An exact copy of all the data is required, with pictures left out.

- Stored items from a collection
○ ○ ○ ○ ○

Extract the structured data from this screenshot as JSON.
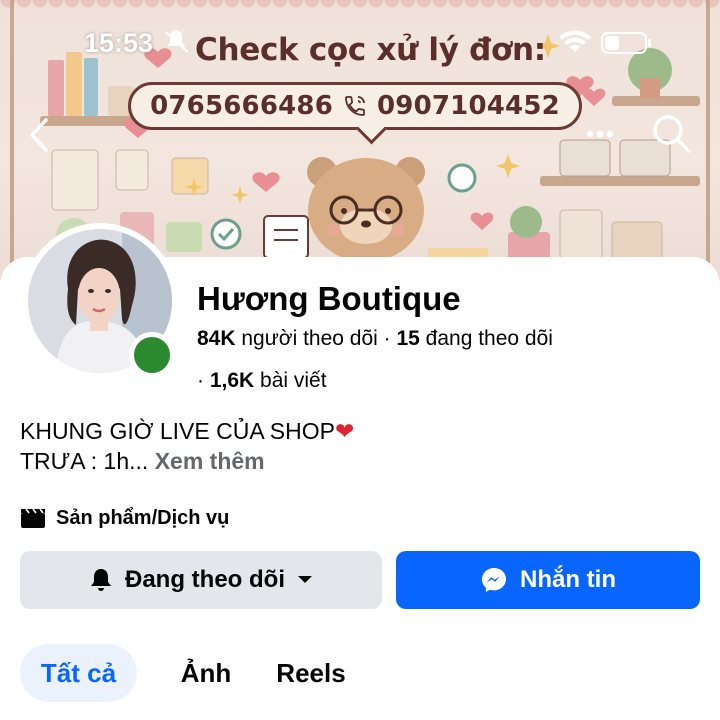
{
  "status_bar": {
    "time": "15:53"
  },
  "cover": {
    "title": "Check cọc xử lý đơn:",
    "phone1": "0765666486",
    "phone2": "0907104452"
  },
  "profile": {
    "name": "Hương Boutique",
    "followers_count": "84K",
    "followers_label": "người theo dõi",
    "following_count": "15",
    "following_label": "đang theo dõi",
    "posts_count": "1,6K",
    "posts_label": "bài viết",
    "bio_line1": "KHUNG GIỜ LIVE CỦA SHOP",
    "bio_line2": "TRƯA : 1h...",
    "see_more": "Xem thêm",
    "category": "Sản phẩm/Dịch vụ"
  },
  "actions": {
    "follow_label": "Đang theo dõi",
    "message_label": "Nhắn tin"
  },
  "tabs": [
    {
      "label": "Tất cả"
    },
    {
      "label": "Ảnh"
    },
    {
      "label": "Reels"
    }
  ],
  "colors": {
    "accent_blue": "#0866ff",
    "online_green": "#2b8a2f",
    "banner_text": "#5a2e2a"
  },
  "icons": [
    "back-arrow-icon",
    "more-icon",
    "search-icon",
    "bell-icon",
    "caret-down-icon",
    "messenger-icon",
    "clapper-icon",
    "phone-icon",
    "mute-icon",
    "wifi-icon",
    "battery-icon",
    "heart-icon"
  ]
}
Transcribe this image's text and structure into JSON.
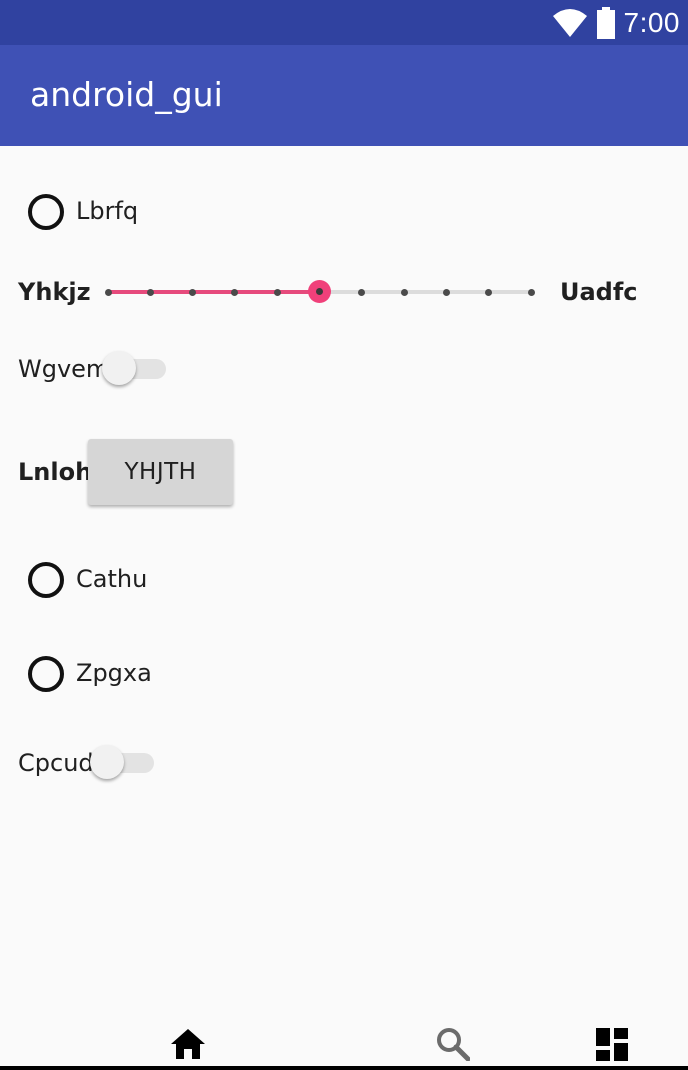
{
  "status_bar": {
    "time": "7:00",
    "icons": [
      "wifi-icon",
      "battery-icon"
    ],
    "background": "#3042a0"
  },
  "app_bar": {
    "title": "android_gui",
    "background": "#3f51b5"
  },
  "content": {
    "radio_1": {
      "label": "Lbrfq",
      "checked": false
    },
    "seekbar": {
      "left_label": "Yhkjz",
      "right_label": "Uadfc",
      "value": 5,
      "max": 10,
      "accent": "#f0407a"
    },
    "switch_1": {
      "label": "Wgvem",
      "checked": false
    },
    "button_row": {
      "label": "Lnloh",
      "button_text": "YHJTH"
    },
    "radio_2": {
      "label": "Cathu",
      "checked": false
    },
    "radio_3": {
      "label": "Zpgxa",
      "checked": false
    },
    "switch_2": {
      "label": "Cpcud",
      "checked": false
    }
  },
  "bottom_nav": {
    "items": [
      "home-icon",
      "search-icon",
      "dashboard-icon"
    ]
  }
}
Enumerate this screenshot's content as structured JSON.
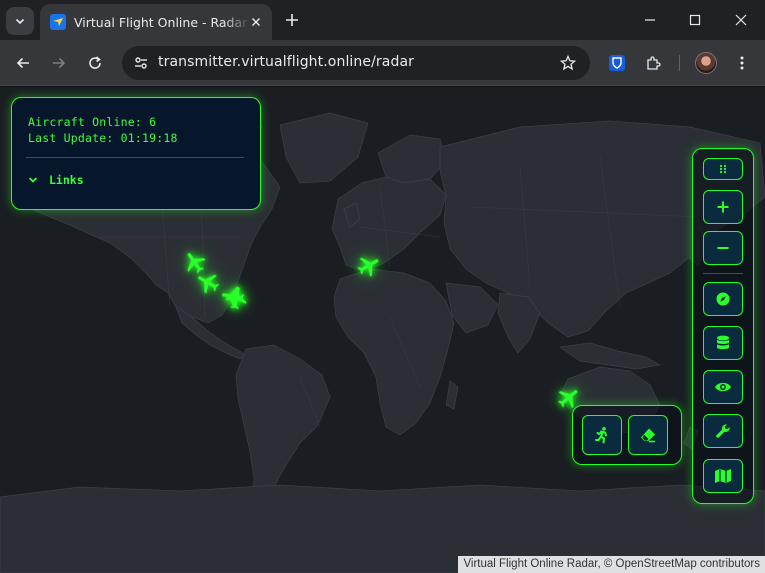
{
  "browser": {
    "tab_title": "Virtual Flight Online - Radar Display",
    "url": "transmitter.virtualflight.online/radar"
  },
  "info_panel": {
    "aircraft_online_label": "Aircraft Online: 6",
    "last_update_label": "Last Update: 01:19:18",
    "links_label": "Links"
  },
  "controls": {
    "side": [
      {
        "id": "drag-handle",
        "icon": "grip-dots-icon"
      },
      {
        "id": "zoom-in",
        "icon": "plus-icon"
      },
      {
        "id": "zoom-out",
        "icon": "minus-icon"
      },
      {
        "id": "compass",
        "icon": "compass-icon"
      },
      {
        "id": "database",
        "icon": "database-icon"
      },
      {
        "id": "visibility",
        "icon": "eye-icon"
      },
      {
        "id": "settings",
        "icon": "wrench-icon"
      },
      {
        "id": "map-layers",
        "icon": "map-icon"
      }
    ],
    "tools": [
      {
        "id": "follow",
        "icon": "running-person-icon"
      },
      {
        "id": "clear-trails",
        "icon": "eraser-icon"
      }
    ]
  },
  "aircraft_count": 6,
  "colors": {
    "accent": "#22ff22",
    "panel_bg": "#06162b",
    "button_bg": "#0a2a3d",
    "map_land": "#2b2f35",
    "map_water": "#1a1d22"
  },
  "attribution": "Virtual Flight Online Radar, © OpenStreetMap contributors"
}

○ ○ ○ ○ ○

- EXPECTED ANSWER
Extract the structured data from this screenshot as JSON.
{
  "status_bar": {
    "time": "15:53"
  },
  "cover": {
    "title": "Check cọc xử lý đơn:",
    "phone1": "0765666486",
    "phone2": "0907104452"
  },
  "profile": {
    "name": "Hương Boutique",
    "followers_count": "84K",
    "followers_label": "người theo dõi",
    "following_count": "15",
    "following_label": "đang theo dõi",
    "posts_count": "1,6K",
    "posts_label": "bài viết",
    "bio_line1": "KHUNG GIỜ LIVE CỦA SHOP",
    "bio_line2": "TRƯA : 1h...",
    "see_more": "Xem thêm",
    "category": "Sản phẩm/Dịch vụ"
  },
  "actions": {
    "follow_label": "Đang theo dõi",
    "message_label": "Nhắn tin"
  },
  "tabs": [
    {
      "label": "Tất cả"
    },
    {
      "label": "Ảnh"
    },
    {
      "label": "Reels"
    }
  ],
  "colors": {
    "accent_blue": "#0866ff",
    "online_green": "#2b8a2f",
    "banner_text": "#5a2e2a"
  },
  "icons": [
    "back-arrow-icon",
    "more-icon",
    "search-icon",
    "bell-icon",
    "caret-down-icon",
    "messenger-icon",
    "clapper-icon",
    "phone-icon",
    "mute-icon",
    "wifi-icon",
    "battery-icon",
    "heart-icon"
  ]
}
Transcribe this image's text and structure into JSON.
{
  "status_bar": {
    "time": "7:00",
    "icons": [
      "wifi-icon",
      "battery-icon"
    ],
    "background": "#3042a0"
  },
  "app_bar": {
    "title": "android_gui",
    "background": "#3f51b5"
  },
  "content": {
    "radio_1": {
      "label": "Lbrfq",
      "checked": false
    },
    "seekbar": {
      "left_label": "Yhkjz",
      "right_label": "Uadfc",
      "value": 5,
      "max": 10,
      "accent": "#f0407a"
    },
    "switch_1": {
      "label": "Wgvem",
      "checked": false
    },
    "button_row": {
      "label": "Lnloh",
      "button_text": "YHJTH"
    },
    "radio_2": {
      "label": "Cathu",
      "checked": false
    },
    "radio_3": {
      "label": "Zpgxa",
      "checked": false
    },
    "switch_2": {
      "label": "Cpcud",
      "checked": false
    }
  },
  "bottom_nav": {
    "items": [
      "home-icon",
      "search-icon",
      "dashboard-icon"
    ]
  }
}
Enumerate this screenshot's content as structured JSON.
{
  "browser": {
    "tab_title": "Virtual Flight Online - Radar Display",
    "url": "transmitter.virtualflight.online/radar"
  },
  "info_panel": {
    "aircraft_online_label": "Aircraft Online: 6",
    "last_update_label": "Last Update: 01:19:18",
    "links_label": "Links"
  },
  "controls": {
    "side": [
      {
        "id": "drag-handle",
        "icon": "grip-dots-icon"
      },
      {
        "id": "zoom-in",
        "icon": "plus-icon"
      },
      {
        "id": "zoom-out",
        "icon": "minus-icon"
      },
      {
        "id": "compass",
        "icon": "compass-icon"
      },
      {
        "id": "database",
        "icon": "database-icon"
      },
      {
        "id": "visibility",
        "icon": "eye-icon"
      },
      {
        "id": "settings",
        "icon": "wrench-icon"
      },
      {
        "id": "map-layers",
        "icon": "map-icon"
      }
    ],
    "tools": [
      {
        "id": "follow",
        "icon": "running-person-icon"
      },
      {
        "id": "clear-trails",
        "icon": "eraser-icon"
      }
    ]
  },
  "aircraft_count": 6,
  "colors": {
    "accent": "#22ff22",
    "panel_bg": "#06162b",
    "button_bg": "#0a2a3d",
    "map_land": "#2b2f35",
    "map_water": "#1a1d22"
  },
  "attribution": "Virtual Flight Online Radar, © OpenStreetMap contributors"
}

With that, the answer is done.